My teacher’s name was Vinny. He was soft-spoken and wore glasses and pull-over sweaters. During my first lesson, he taught me the proper way to hold my dad’s guitar (I was slightly too small for it, but Vinny said it was fine). He taught me the different strings and I picked up one of my dad’s guitar picks and shakily learned how to play Green Day’s “Time of Your Life.” Over the next three years, I learned to love music. I practiced scales until my fingers felt both raw and calloused. I finally figured out how to work my i-pod and asked for Itunes gift cards for Christmas. I gained the courage to open up my dad’s CD cases and download all his music to my i-pod. I learned that the “Saturday cleaning spree” songs were by a band called The Eagles. My guitar music sheets shifted from learning Taylor Swift songs to CCR songs. I grew out of my sparkly Limited Too clothes and bought skinny jeans and a pair of patched, high-top Converse. I rolled my eyes at what I called “candy-pop songs” on the radio. I finally liked the fact that I never “fit in,” priding myself on being a loner or floater (depending on how friendly I felt that day). I became a moody, teenage music snob.
By the time I was sixteen, I was an agnsty teenage girl who worked hard to hide her insecurities (it took me until adulthood to realize that EVERYONE has insecurities – I thought the world was just unfair and it was only me who was unhappy with myself). But, music was my source of confidence. It was my link to my dad. It was something that made me feel unique in a town of sameness. Then I made the fateful decision to play back-up guitar for a friend at sweet sixteen party. I was envious of this friend for a lot silly, teenage girl reasons and one very real reason: her dad was able to teach her how to play the guitar.

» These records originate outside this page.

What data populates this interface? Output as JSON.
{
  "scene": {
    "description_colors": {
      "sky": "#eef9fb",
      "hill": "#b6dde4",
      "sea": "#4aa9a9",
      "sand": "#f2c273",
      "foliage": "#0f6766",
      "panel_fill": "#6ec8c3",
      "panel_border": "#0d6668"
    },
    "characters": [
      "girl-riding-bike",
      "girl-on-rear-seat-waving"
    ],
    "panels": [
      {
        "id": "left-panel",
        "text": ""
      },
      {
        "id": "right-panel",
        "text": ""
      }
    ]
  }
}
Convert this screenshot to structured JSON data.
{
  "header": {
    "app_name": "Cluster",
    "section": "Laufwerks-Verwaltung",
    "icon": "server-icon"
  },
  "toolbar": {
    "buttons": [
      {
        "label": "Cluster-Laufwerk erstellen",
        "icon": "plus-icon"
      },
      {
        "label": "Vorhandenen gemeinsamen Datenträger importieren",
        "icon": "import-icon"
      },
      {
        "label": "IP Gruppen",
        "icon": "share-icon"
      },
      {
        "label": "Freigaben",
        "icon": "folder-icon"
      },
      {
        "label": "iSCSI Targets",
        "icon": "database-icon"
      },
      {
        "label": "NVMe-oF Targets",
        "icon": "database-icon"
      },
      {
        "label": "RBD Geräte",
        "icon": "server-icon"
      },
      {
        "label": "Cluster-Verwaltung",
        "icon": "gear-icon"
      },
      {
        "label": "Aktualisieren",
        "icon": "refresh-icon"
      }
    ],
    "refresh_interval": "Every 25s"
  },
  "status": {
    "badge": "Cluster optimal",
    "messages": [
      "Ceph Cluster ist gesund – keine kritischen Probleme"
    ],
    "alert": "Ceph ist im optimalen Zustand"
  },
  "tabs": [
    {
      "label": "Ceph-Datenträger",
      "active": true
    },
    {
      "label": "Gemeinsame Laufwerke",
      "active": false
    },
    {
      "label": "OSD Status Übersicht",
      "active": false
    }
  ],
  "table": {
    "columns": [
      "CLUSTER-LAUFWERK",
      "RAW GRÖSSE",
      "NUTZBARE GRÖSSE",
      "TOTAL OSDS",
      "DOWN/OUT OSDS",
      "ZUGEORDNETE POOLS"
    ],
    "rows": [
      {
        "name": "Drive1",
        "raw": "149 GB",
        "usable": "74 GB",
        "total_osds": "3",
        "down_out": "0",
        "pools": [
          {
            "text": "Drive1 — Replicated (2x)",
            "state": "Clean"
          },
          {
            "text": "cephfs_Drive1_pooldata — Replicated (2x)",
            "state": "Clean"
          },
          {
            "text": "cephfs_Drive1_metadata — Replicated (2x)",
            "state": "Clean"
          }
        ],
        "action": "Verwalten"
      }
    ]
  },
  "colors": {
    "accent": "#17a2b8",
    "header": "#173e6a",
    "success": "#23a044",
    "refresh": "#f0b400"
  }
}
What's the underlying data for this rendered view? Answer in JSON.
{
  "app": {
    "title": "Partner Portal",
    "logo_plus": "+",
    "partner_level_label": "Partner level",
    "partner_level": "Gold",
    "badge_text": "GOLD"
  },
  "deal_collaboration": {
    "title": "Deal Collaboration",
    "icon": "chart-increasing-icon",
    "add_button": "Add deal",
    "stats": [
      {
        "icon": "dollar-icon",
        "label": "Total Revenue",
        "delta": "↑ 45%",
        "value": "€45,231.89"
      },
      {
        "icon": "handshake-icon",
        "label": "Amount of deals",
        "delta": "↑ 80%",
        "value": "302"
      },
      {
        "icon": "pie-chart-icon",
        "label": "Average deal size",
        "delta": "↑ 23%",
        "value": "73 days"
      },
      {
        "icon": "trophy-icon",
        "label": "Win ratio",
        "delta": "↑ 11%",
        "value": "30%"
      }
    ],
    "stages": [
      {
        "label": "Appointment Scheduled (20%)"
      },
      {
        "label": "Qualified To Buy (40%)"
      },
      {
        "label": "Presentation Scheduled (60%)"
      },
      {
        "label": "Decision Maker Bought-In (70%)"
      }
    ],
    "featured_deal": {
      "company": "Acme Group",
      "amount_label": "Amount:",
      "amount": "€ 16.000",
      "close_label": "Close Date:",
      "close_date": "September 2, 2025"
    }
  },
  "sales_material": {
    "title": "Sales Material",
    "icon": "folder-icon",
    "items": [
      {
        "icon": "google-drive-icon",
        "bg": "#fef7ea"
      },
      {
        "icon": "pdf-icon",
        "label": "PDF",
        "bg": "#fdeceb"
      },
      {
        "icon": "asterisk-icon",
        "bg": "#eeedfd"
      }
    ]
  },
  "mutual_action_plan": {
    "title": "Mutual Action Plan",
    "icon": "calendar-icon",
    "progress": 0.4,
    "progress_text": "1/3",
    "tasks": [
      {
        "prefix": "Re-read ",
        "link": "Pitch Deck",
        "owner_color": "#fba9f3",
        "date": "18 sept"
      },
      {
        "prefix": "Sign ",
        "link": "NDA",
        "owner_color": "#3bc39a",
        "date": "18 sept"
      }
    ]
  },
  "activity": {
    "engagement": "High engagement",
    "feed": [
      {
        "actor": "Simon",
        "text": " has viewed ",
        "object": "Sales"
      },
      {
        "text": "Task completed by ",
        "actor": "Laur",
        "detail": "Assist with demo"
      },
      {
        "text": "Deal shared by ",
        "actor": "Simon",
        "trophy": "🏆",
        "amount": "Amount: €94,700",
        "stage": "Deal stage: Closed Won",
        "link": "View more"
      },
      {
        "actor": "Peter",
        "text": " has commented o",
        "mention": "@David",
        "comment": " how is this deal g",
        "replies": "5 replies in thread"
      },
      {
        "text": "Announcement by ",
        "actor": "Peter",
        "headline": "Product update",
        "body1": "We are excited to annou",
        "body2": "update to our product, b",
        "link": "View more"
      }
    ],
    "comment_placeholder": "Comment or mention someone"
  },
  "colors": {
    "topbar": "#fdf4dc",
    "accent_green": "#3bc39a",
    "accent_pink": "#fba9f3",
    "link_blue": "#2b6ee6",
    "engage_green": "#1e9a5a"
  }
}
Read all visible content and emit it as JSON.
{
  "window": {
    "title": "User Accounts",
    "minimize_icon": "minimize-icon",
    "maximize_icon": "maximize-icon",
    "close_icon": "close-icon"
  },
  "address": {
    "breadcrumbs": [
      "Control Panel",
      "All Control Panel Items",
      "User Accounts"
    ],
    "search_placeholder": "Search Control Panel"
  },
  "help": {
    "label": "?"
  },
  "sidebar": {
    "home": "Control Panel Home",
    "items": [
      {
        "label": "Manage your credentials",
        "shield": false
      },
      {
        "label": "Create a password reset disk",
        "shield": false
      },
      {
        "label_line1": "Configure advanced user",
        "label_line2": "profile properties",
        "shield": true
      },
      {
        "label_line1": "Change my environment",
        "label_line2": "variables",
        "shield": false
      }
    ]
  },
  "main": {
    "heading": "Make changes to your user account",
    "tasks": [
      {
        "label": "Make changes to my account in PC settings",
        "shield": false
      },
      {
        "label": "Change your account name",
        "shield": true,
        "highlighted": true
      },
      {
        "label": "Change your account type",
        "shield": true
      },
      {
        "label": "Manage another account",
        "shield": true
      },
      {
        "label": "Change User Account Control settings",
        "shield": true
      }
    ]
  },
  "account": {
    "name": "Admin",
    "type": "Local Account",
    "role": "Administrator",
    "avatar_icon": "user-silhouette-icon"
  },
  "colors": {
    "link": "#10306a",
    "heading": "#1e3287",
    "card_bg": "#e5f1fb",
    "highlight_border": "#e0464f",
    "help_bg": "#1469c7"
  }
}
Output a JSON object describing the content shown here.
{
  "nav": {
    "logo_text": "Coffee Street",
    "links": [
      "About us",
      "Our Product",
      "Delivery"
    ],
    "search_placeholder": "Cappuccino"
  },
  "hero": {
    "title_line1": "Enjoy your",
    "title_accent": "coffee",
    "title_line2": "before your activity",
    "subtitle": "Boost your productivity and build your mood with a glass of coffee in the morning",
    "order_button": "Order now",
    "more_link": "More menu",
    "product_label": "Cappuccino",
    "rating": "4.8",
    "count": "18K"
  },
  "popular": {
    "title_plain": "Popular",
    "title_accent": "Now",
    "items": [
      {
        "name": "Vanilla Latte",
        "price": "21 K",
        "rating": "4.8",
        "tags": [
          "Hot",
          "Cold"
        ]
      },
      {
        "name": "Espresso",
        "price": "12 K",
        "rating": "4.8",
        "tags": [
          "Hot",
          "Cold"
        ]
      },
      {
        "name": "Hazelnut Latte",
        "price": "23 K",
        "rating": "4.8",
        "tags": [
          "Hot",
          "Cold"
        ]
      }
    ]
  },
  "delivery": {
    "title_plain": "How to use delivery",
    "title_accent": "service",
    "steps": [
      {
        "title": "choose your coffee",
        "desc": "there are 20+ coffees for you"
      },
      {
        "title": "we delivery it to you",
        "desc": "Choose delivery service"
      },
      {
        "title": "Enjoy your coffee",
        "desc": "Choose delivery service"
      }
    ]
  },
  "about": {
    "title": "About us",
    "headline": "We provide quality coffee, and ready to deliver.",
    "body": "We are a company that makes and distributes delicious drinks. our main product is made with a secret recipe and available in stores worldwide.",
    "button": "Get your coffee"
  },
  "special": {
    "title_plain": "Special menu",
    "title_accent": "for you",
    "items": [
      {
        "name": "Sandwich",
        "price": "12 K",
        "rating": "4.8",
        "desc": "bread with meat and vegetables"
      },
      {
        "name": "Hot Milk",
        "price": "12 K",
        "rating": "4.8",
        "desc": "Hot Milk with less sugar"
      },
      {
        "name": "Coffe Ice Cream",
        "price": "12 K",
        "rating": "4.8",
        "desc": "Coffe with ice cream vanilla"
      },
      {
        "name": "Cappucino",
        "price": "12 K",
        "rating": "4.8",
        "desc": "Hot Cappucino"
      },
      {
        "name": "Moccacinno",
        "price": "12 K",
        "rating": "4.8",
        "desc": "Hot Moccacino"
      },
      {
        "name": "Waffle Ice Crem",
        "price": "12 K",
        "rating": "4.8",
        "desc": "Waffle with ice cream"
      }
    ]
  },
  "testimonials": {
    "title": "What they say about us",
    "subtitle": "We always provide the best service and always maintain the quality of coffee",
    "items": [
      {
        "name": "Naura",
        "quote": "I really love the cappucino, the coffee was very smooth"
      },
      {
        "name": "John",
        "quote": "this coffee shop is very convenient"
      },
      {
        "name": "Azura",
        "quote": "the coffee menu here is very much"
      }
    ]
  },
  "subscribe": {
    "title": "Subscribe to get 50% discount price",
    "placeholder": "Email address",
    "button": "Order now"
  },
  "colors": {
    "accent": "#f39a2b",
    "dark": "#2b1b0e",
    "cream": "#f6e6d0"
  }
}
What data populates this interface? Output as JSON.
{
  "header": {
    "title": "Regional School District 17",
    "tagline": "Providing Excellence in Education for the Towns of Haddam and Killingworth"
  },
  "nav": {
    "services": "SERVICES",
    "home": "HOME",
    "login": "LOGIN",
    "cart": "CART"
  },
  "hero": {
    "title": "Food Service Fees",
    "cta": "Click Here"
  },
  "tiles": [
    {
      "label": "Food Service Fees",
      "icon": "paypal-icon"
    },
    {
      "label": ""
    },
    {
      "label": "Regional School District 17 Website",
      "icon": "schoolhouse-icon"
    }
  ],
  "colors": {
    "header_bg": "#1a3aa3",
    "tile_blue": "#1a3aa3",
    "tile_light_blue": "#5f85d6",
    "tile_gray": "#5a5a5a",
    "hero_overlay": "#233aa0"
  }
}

Anyway, the song we played at the sweet sixteen went fine, except that afterwards everyone there came up to my friend to tell her what a great job she did. I was just the back-up guitarist and had been forgotten about. Had that same thing happened now, I wouldn’t have let it bother me so much, but back then it was more than my insecure sixteen-year-old self could take. Suddenly, the guitar, the thing that had been the link to my dad, was now a big, blinding reminder that he was not here to teach me. That anger continued to fester for a few months before I packed up my dad’s guitar, slid it under my bed and tried to forget about the guilt over never playing again.
Well, never playing again until last weekend when my fiancé had a sudden impulse to open up his forgotten guitar case. I watched as he picked up his electric guitar and looked through his old sheet music. Neither one of us have picked up a guitar in at least six years. We looked through the book of songs he used to play and talked about how much we both liked our guitar teachers. Then I opened my guitar case. My dad’s guitar still smelled the same way it used to, but it felt different in my arms. Now, I could place my right arm easily around the body of the guitar and strum the strings without overstretching my arm. I have finally grown into it.